Entries from a dataset of interfaces
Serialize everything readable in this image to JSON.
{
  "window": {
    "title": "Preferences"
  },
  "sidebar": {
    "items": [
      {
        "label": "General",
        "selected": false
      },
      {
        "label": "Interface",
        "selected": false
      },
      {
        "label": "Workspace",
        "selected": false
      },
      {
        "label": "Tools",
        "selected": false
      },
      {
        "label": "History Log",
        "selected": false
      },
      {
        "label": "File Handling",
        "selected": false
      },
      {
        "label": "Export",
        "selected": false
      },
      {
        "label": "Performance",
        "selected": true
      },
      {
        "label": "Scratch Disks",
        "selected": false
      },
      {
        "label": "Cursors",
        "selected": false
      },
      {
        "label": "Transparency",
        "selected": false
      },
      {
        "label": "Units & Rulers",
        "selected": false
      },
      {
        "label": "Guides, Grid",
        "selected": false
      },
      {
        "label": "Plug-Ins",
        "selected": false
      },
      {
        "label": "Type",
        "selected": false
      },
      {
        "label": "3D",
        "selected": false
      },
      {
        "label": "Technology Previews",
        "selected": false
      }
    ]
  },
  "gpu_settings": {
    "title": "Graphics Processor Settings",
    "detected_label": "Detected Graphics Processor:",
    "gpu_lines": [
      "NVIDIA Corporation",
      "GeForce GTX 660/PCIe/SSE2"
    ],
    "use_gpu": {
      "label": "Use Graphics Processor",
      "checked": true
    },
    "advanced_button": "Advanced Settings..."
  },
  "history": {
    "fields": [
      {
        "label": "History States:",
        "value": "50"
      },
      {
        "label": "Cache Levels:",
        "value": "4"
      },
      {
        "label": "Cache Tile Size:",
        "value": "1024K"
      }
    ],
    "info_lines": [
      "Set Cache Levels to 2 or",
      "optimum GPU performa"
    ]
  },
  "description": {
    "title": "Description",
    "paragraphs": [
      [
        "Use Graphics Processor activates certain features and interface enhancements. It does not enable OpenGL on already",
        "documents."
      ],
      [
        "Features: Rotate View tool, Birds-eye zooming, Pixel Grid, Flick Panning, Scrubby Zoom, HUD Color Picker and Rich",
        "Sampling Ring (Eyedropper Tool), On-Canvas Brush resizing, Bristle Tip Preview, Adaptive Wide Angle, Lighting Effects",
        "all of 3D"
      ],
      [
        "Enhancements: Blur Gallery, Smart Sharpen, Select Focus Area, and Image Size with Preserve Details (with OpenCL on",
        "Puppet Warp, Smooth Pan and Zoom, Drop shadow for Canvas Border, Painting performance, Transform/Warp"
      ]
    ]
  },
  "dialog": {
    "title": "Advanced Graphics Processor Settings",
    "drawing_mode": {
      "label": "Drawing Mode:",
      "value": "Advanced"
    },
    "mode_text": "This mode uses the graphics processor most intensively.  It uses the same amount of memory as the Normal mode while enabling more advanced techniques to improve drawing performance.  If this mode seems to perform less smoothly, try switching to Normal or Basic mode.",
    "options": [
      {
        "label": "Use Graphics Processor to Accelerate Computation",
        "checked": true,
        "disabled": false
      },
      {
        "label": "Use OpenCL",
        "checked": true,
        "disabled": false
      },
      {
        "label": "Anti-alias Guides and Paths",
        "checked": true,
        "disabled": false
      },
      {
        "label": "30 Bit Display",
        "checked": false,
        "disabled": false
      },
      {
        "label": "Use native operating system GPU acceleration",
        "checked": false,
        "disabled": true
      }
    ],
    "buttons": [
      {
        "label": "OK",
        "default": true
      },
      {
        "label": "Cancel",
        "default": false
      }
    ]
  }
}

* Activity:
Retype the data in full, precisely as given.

* Solved exercise:
Serialize everything readable in this image to JSON.
{
  "window": {
    "title": "Preferences"
  },
  "sidebar": {
    "items": [
      {
        "label": "General",
        "selected": false
      },
      {
        "label": "Interface",
        "selected": false
      },
      {
        "label": "Workspace",
        "selected": false
      },
      {
        "label": "Tools",
        "selected": false
      },
      {
        "label": "History Log",
        "selected": false
      },
      {
        "label": "File Handling",
        "selected": false
      },
      {
        "label": "Export",
        "selected": false
      },
      {
        "label": "Performance",
        "selected": true
      },
      {
        "label": "Scratch Disks",
        "selected": false
      },
      {
        "label": "Cursors",
        "selected": false
      },
      {
        "label": "Transparency",
        "selected": false
      },
      {
        "label": "Units & Rulers",
        "selected": false
      },
      {
        "label": "Guides, Grid",
        "selected": false
      },
      {
        "label": "Plug-Ins",
        "selected": false
      },
      {
        "label": "Type",
        "selected": false
      },
      {
        "label": "3D",
        "selected": false
      },
      {
        "label": "Technology Previews",
        "selected": false
      }
    ]
  },
  "gpu_settings": {
    "title": "Graphics Processor Settings",
    "detected_label": "Detected Graphics Processor:",
    "gpu_lines": [
      "NVIDIA Corporation",
      "GeForce GTX 660/PCIe/SSE2"
    ],
    "use_gpu": {
      "label": "Use Graphics Processor",
      "checked": true
    },
    "advanced_button": "Advanced Settings..."
  },
  "history": {
    "fields": [
      {
        "label": "History States:",
        "value": "50"
      },
      {
        "label": "Cache Levels:",
        "value": "4"
      },
      {
        "label": "Cache Tile Size:",
        "value": "1024K"
      }
    ],
    "info_lines": [
      "Set Cache Levels to 2 or",
      "optimum GPU performa"
    ]
  },
  "description": {
    "title": "Description",
    "paragraphs": [
      [
        "Use Graphics Processor activates certain features and interface enhancements. It does not enable OpenGL on already",
        "documents."
      ],
      [
        "Features: Rotate View tool, Birds-eye zooming, Pixel Grid, Flick Panning, Scrubby Zoom, HUD Color Picker and Rich",
        "Sampling Ring (Eyedropper Tool), On-Canvas Brush resizing, Bristle Tip Preview, Adaptive Wide Angle, Lighting Effects",
        "all of 3D"
      ],
      [
        "Enhancements: Blur Gallery, Smart Sharpen, Select Focus Area, and Image Size with Preserve Details (with OpenCL on",
        "Puppet Warp, Smooth Pan and Zoom, Drop shadow for Canvas Border, Painting performance, Transform/Warp"
      ]
    ]
  },
  "dialog": {
    "title": "Advanced Graphics Processor Settings",
    "drawing_mode": {
      "label": "Drawing Mode:",
      "value": "Advanced"
    },
    "mode_text": "This mode uses the graphics processor most intensively.  It uses the same amount of memory as the Normal mode while enabling more advanced techniques to improve drawing performance.  If this mode seems to perform less smoothly, try switching to Normal or Basic mode.",
    "options": [
      {
        "label": "Use Graphics Processor to Accelerate Computation",
        "checked": true,
        "disabled": false
      },
      {
        "label": "Use OpenCL",
        "checked": true,
        "disabled": false
      },
      {
        "label": "Anti-alias Guides and Paths",
        "checked": true,
        "disabled": false
      },
      {
        "label": "30 Bit Display",
        "checked": false,
        "disabled": false
      },
      {
        "label": "Use native operating system GPU acceleration",
        "checked": false,
        "disabled": true
      }
    ],
    "buttons": [
      {
        "label": "OK",
        "default": true
      },
      {
        "label": "Cancel",
        "default": false
      }
    ]
  }
}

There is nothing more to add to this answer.